DATA IN THIS EXERCISE:
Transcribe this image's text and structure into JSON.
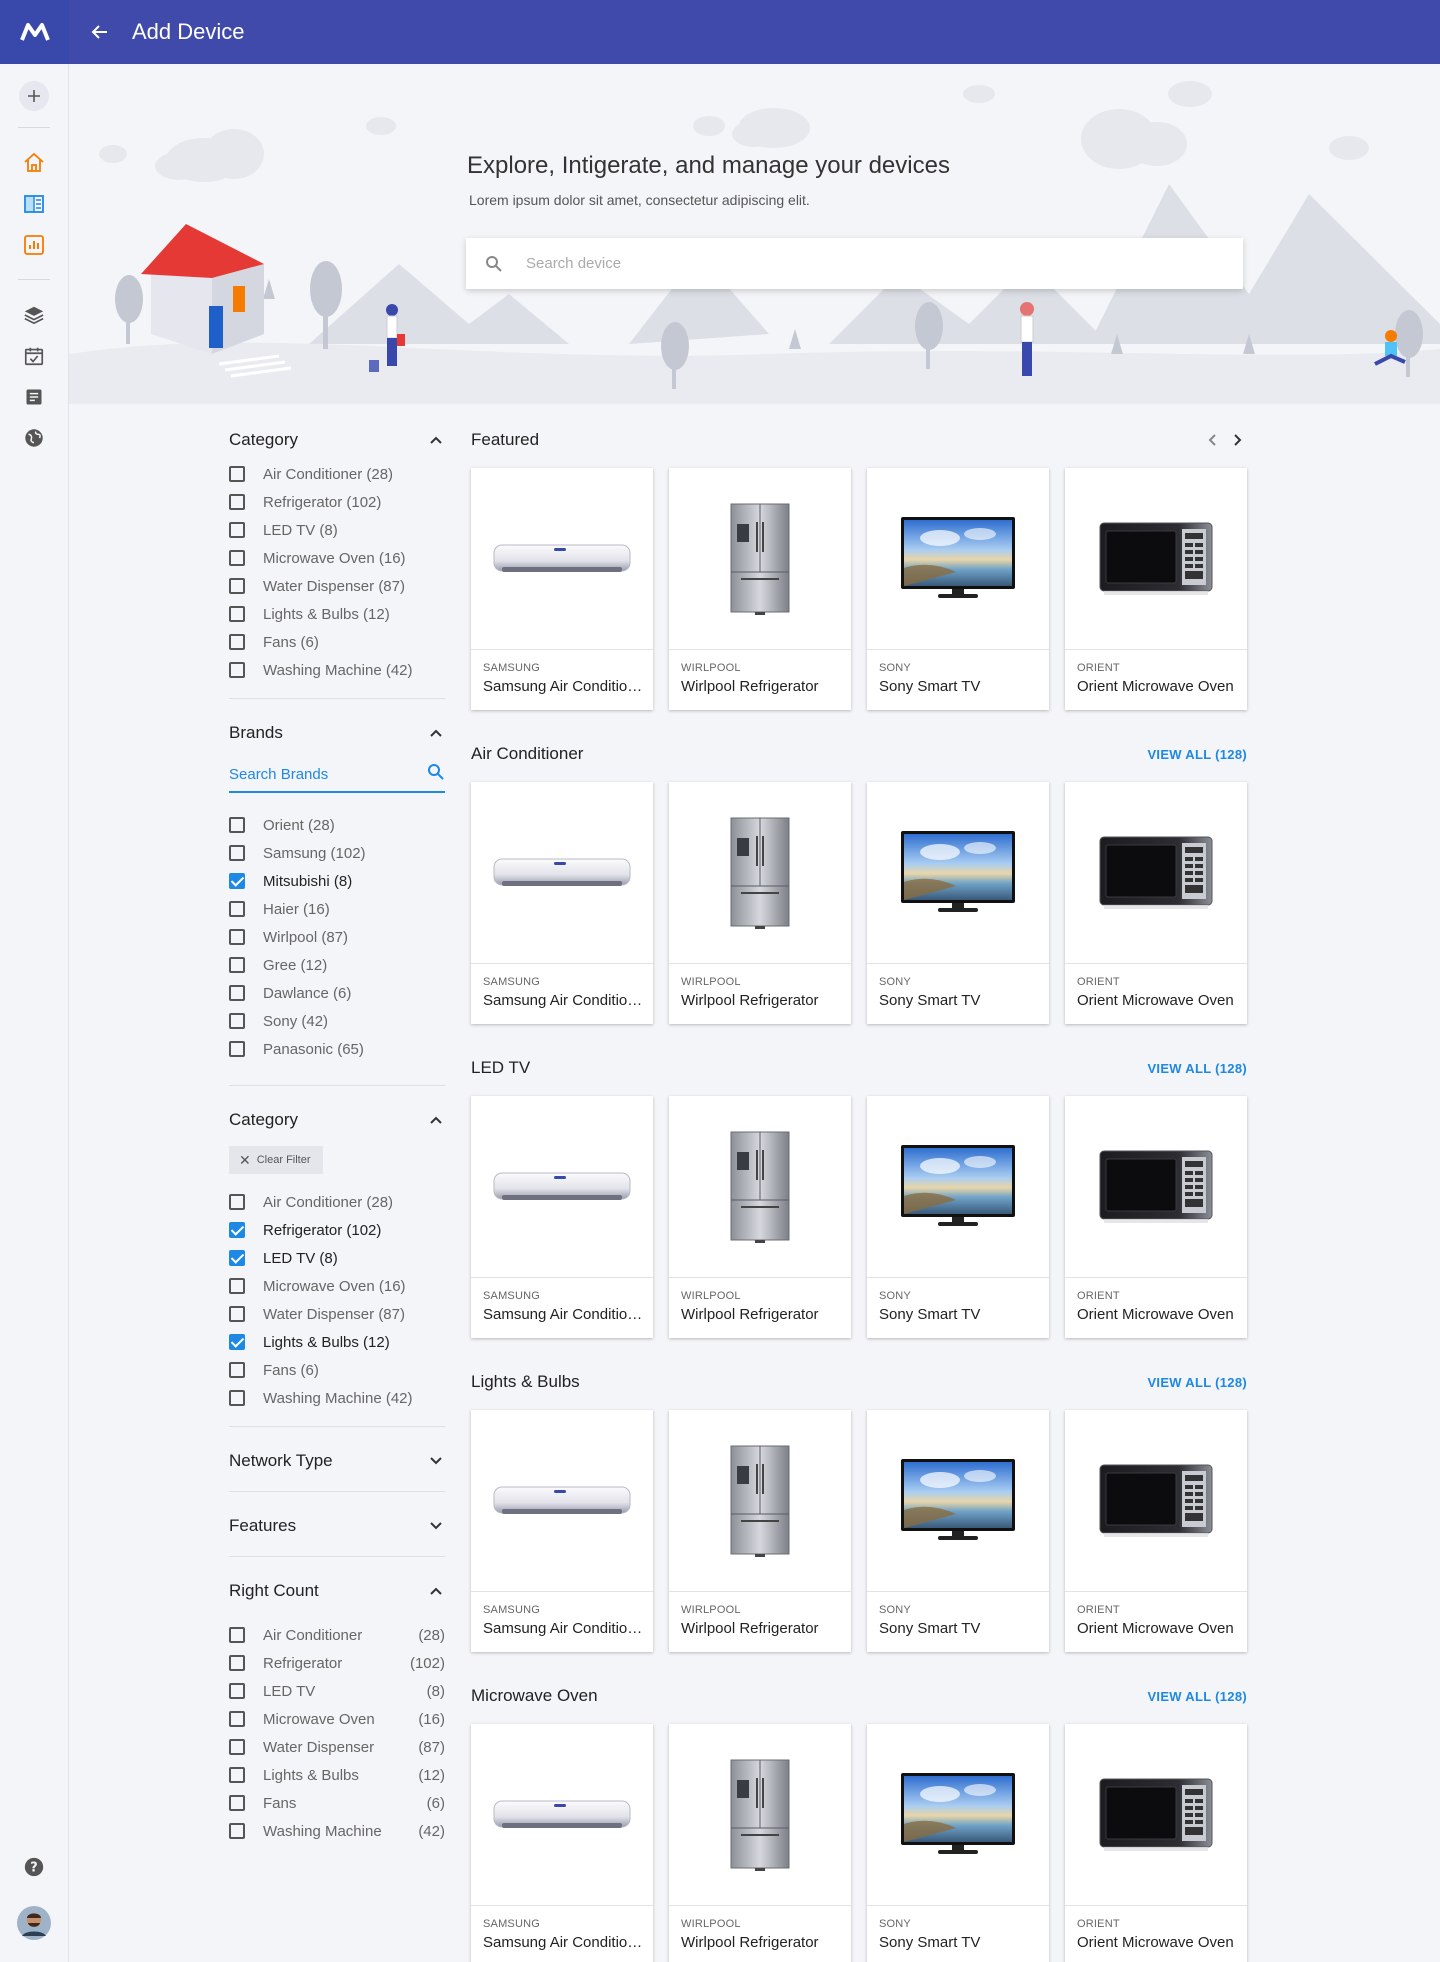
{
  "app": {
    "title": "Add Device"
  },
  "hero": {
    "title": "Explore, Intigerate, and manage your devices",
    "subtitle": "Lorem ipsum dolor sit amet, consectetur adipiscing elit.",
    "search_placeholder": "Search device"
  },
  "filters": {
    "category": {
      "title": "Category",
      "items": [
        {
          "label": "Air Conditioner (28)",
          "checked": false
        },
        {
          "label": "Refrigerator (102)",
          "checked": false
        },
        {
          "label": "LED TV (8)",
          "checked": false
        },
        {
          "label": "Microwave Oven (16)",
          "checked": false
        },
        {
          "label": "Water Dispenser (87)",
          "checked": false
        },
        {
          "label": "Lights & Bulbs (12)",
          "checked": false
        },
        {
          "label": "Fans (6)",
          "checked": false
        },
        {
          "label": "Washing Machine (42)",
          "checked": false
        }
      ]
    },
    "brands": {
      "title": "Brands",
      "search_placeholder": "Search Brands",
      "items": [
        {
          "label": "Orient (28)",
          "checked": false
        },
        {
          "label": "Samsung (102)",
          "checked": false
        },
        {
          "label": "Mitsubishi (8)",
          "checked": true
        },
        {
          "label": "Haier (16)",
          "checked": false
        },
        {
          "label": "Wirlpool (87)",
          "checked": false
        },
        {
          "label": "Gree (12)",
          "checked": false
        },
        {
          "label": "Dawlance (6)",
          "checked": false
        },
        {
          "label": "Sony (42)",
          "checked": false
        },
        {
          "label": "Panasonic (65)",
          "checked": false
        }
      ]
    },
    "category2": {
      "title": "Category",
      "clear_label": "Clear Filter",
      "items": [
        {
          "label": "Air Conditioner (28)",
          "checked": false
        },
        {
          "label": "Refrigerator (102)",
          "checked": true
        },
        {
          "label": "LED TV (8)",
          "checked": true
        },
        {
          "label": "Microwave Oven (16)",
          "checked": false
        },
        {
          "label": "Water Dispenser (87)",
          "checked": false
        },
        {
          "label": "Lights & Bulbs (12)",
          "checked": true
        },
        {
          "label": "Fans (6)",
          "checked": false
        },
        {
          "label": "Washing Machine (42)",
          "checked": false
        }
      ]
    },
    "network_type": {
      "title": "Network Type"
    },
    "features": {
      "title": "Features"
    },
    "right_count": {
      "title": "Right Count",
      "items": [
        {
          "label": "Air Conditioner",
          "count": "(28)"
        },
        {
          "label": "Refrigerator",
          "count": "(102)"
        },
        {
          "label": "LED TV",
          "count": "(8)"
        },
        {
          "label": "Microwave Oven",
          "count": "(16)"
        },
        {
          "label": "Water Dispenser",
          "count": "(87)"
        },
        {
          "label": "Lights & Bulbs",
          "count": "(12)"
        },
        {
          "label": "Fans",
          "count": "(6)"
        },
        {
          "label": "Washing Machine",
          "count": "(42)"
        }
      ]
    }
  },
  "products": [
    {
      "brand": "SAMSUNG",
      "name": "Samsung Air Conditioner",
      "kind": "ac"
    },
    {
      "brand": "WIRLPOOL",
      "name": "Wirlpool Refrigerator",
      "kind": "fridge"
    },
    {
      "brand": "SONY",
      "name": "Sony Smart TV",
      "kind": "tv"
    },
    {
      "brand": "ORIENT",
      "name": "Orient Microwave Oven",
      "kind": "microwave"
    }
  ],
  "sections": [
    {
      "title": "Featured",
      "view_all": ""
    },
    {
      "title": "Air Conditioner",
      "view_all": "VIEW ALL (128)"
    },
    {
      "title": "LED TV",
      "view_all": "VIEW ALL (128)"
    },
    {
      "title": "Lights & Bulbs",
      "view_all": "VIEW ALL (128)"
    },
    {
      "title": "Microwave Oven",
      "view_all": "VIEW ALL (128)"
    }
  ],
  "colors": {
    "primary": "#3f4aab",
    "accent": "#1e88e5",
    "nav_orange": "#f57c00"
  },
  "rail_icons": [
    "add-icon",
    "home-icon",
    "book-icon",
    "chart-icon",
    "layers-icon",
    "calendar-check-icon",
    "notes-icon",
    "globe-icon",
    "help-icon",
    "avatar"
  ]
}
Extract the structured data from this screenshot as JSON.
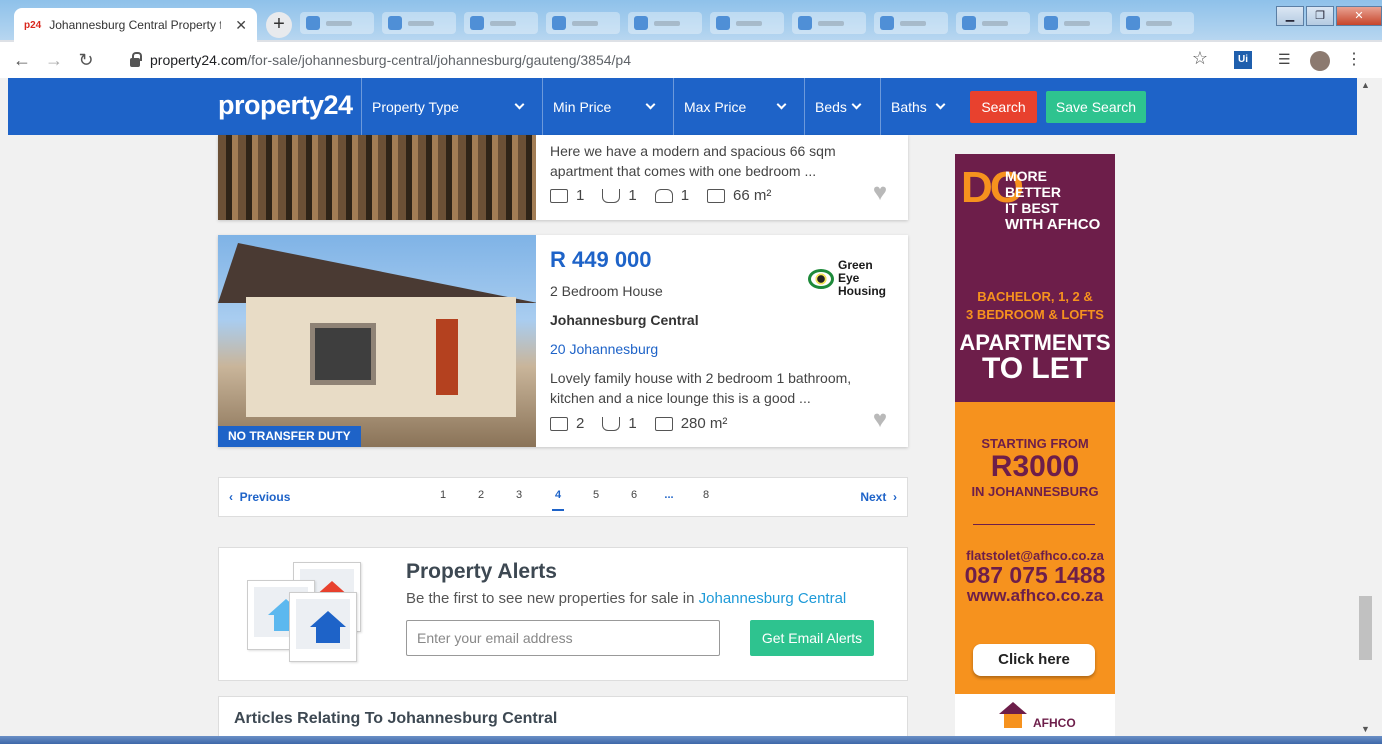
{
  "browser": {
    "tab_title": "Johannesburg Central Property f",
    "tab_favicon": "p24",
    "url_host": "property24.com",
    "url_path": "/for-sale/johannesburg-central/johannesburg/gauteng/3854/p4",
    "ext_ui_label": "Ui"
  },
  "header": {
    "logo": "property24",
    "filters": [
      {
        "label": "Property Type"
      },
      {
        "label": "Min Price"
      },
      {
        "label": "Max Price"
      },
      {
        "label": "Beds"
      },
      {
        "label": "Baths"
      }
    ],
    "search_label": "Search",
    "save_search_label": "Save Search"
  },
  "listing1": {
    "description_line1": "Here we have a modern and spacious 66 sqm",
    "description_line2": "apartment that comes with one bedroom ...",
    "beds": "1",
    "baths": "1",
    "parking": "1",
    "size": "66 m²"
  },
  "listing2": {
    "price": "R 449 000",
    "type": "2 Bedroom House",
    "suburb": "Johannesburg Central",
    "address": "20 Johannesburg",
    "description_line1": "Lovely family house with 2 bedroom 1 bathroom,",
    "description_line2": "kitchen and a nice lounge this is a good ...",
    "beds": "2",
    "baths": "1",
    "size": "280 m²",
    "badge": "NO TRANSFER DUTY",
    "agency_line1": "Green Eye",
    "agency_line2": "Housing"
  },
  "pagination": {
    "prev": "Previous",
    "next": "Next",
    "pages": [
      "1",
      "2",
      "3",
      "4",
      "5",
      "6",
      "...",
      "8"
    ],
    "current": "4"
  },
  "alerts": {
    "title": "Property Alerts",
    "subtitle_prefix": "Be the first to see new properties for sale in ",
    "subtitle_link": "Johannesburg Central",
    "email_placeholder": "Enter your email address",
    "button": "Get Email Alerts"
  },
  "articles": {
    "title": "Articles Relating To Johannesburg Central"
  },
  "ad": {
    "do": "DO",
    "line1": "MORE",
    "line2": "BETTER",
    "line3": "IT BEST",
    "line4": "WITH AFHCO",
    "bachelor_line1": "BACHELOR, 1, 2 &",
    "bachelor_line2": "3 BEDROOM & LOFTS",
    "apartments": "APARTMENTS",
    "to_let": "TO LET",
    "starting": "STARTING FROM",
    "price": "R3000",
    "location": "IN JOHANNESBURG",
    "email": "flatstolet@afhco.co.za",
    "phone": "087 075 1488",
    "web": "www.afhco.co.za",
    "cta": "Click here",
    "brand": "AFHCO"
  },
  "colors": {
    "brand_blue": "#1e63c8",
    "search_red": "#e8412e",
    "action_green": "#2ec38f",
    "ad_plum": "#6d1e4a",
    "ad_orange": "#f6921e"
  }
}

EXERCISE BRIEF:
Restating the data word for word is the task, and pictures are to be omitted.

YOUR SOLUTION:
Transcribe this image's text and structure into JSON.
{
  "app": {
    "title": "Add Device"
  },
  "hero": {
    "title": "Explore, Intigerate, and manage your devices",
    "subtitle": "Lorem ipsum dolor sit amet, consectetur adipiscing elit.",
    "search_placeholder": "Search device"
  },
  "filters": {
    "category": {
      "title": "Category",
      "items": [
        {
          "label": "Air Conditioner (28)",
          "checked": false
        },
        {
          "label": "Refrigerator (102)",
          "checked": false
        },
        {
          "label": "LED TV (8)",
          "checked": false
        },
        {
          "label": "Microwave Oven (16)",
          "checked": false
        },
        {
          "label": "Water Dispenser (87)",
          "checked": false
        },
        {
          "label": "Lights & Bulbs (12)",
          "checked": false
        },
        {
          "label": "Fans (6)",
          "checked": false
        },
        {
          "label": "Washing Machine (42)",
          "checked": false
        }
      ]
    },
    "brands": {
      "title": "Brands",
      "search_placeholder": "Search Brands",
      "items": [
        {
          "label": "Orient (28)",
          "checked": false
        },
        {
          "label": "Samsung (102)",
          "checked": false
        },
        {
          "label": "Mitsubishi (8)",
          "checked": true
        },
        {
          "label": "Haier (16)",
          "checked": false
        },
        {
          "label": "Wirlpool (87)",
          "checked": false
        },
        {
          "label": "Gree (12)",
          "checked": false
        },
        {
          "label": "Dawlance (6)",
          "checked": false
        },
        {
          "label": "Sony (42)",
          "checked": false
        },
        {
          "label": "Panasonic (65)",
          "checked": false
        }
      ]
    },
    "category2": {
      "title": "Category",
      "clear_label": "Clear Filter",
      "items": [
        {
          "label": "Air Conditioner (28)",
          "checked": false
        },
        {
          "label": "Refrigerator (102)",
          "checked": true
        },
        {
          "label": "LED TV (8)",
          "checked": true
        },
        {
          "label": "Microwave Oven (16)",
          "checked": false
        },
        {
          "label": "Water Dispenser (87)",
          "checked": false
        },
        {
          "label": "Lights & Bulbs (12)",
          "checked": true
        },
        {
          "label": "Fans (6)",
          "checked": false
        },
        {
          "label": "Washing Machine (42)",
          "checked": false
        }
      ]
    },
    "network_type": {
      "title": "Network Type"
    },
    "features": {
      "title": "Features"
    },
    "right_count": {
      "title": "Right Count",
      "items": [
        {
          "label": "Air Conditioner",
          "count": "(28)"
        },
        {
          "label": "Refrigerator",
          "count": "(102)"
        },
        {
          "label": "LED TV",
          "count": "(8)"
        },
        {
          "label": "Microwave Oven",
          "count": "(16)"
        },
        {
          "label": "Water Dispenser",
          "count": "(87)"
        },
        {
          "label": "Lights & Bulbs",
          "count": "(12)"
        },
        {
          "label": "Fans",
          "count": "(6)"
        },
        {
          "label": "Washing Machine",
          "count": "(42)"
        }
      ]
    }
  },
  "products": [
    {
      "brand": "SAMSUNG",
      "name": "Samsung Air Conditioner",
      "kind": "ac"
    },
    {
      "brand": "WIRLPOOL",
      "name": "Wirlpool Refrigerator",
      "kind": "fridge"
    },
    {
      "brand": "SONY",
      "name": "Sony Smart TV",
      "kind": "tv"
    },
    {
      "brand": "ORIENT",
      "name": "Orient Microwave Oven",
      "kind": "microwave"
    }
  ],
  "sections": [
    {
      "title": "Featured",
      "view_all": ""
    },
    {
      "title": "Air Conditioner",
      "view_all": "VIEW ALL (128)"
    },
    {
      "title": "LED TV",
      "view_all": "VIEW ALL (128)"
    },
    {
      "title": "Lights & Bulbs",
      "view_all": "VIEW ALL (128)"
    },
    {
      "title": "Microwave Oven",
      "view_all": "VIEW ALL (128)"
    }
  ],
  "colors": {
    "primary": "#3f4aab",
    "accent": "#1e88e5",
    "nav_orange": "#f57c00"
  },
  "rail_icons": [
    "add-icon",
    "home-icon",
    "book-icon",
    "chart-icon",
    "layers-icon",
    "calendar-check-icon",
    "notes-icon",
    "globe-icon",
    "help-icon",
    "avatar"
  ]
}
Extract the structured data from this screenshot as JSON.
{
  "browser": {
    "tab_title": "Johannesburg Central Property f",
    "tab_favicon": "p24",
    "url_host": "property24.com",
    "url_path": "/for-sale/johannesburg-central/johannesburg/gauteng/3854/p4",
    "ext_ui_label": "Ui"
  },
  "header": {
    "logo": "property24",
    "filters": [
      {
        "label": "Property Type"
      },
      {
        "label": "Min Price"
      },
      {
        "label": "Max Price"
      },
      {
        "label": "Beds"
      },
      {
        "label": "Baths"
      }
    ],
    "search_label": "Search",
    "save_search_label": "Save Search"
  },
  "listing1": {
    "description_line1": "Here we have a modern and spacious 66 sqm",
    "description_line2": "apartment that comes with one bedroom ...",
    "beds": "1",
    "baths": "1",
    "parking": "1",
    "size": "66 m²"
  },
  "listing2": {
    "price": "R 449 000",
    "type": "2 Bedroom House",
    "suburb": "Johannesburg Central",
    "address": "20 Johannesburg",
    "description_line1": "Lovely family house with 2 bedroom 1 bathroom,",
    "description_line2": "kitchen and a nice lounge this is a good ...",
    "beds": "2",
    "baths": "1",
    "size": "280 m²",
    "badge": "NO TRANSFER DUTY",
    "agency_line1": "Green Eye",
    "agency_line2": "Housing"
  },
  "pagination": {
    "prev": "Previous",
    "next": "Next",
    "pages": [
      "1",
      "2",
      "3",
      "4",
      "5",
      "6",
      "...",
      "8"
    ],
    "current": "4"
  },
  "alerts": {
    "title": "Property Alerts",
    "subtitle_prefix": "Be the first to see new properties for sale in ",
    "subtitle_link": "Johannesburg Central",
    "email_placeholder": "Enter your email address",
    "button": "Get Email Alerts"
  },
  "articles": {
    "title": "Articles Relating To Johannesburg Central"
  },
  "ad": {
    "do": "DO",
    "line1": "MORE",
    "line2": "BETTER",
    "line3": "IT BEST",
    "line4": "WITH AFHCO",
    "bachelor_line1": "BACHELOR, 1, 2 &",
    "bachelor_line2": "3 BEDROOM & LOFTS",
    "apartments": "APARTMENTS",
    "to_let": "TO LET",
    "starting": "STARTING FROM",
    "price": "R3000",
    "location": "IN JOHANNESBURG",
    "email": "flatstolet@afhco.co.za",
    "phone": "087 075 1488",
    "web": "www.afhco.co.za",
    "cta": "Click here",
    "brand": "AFHCO"
  },
  "colors": {
    "brand_blue": "#1e63c8",
    "search_red": "#e8412e",
    "action_green": "#2ec38f",
    "ad_plum": "#6d1e4a",
    "ad_orange": "#f6921e"
  }
}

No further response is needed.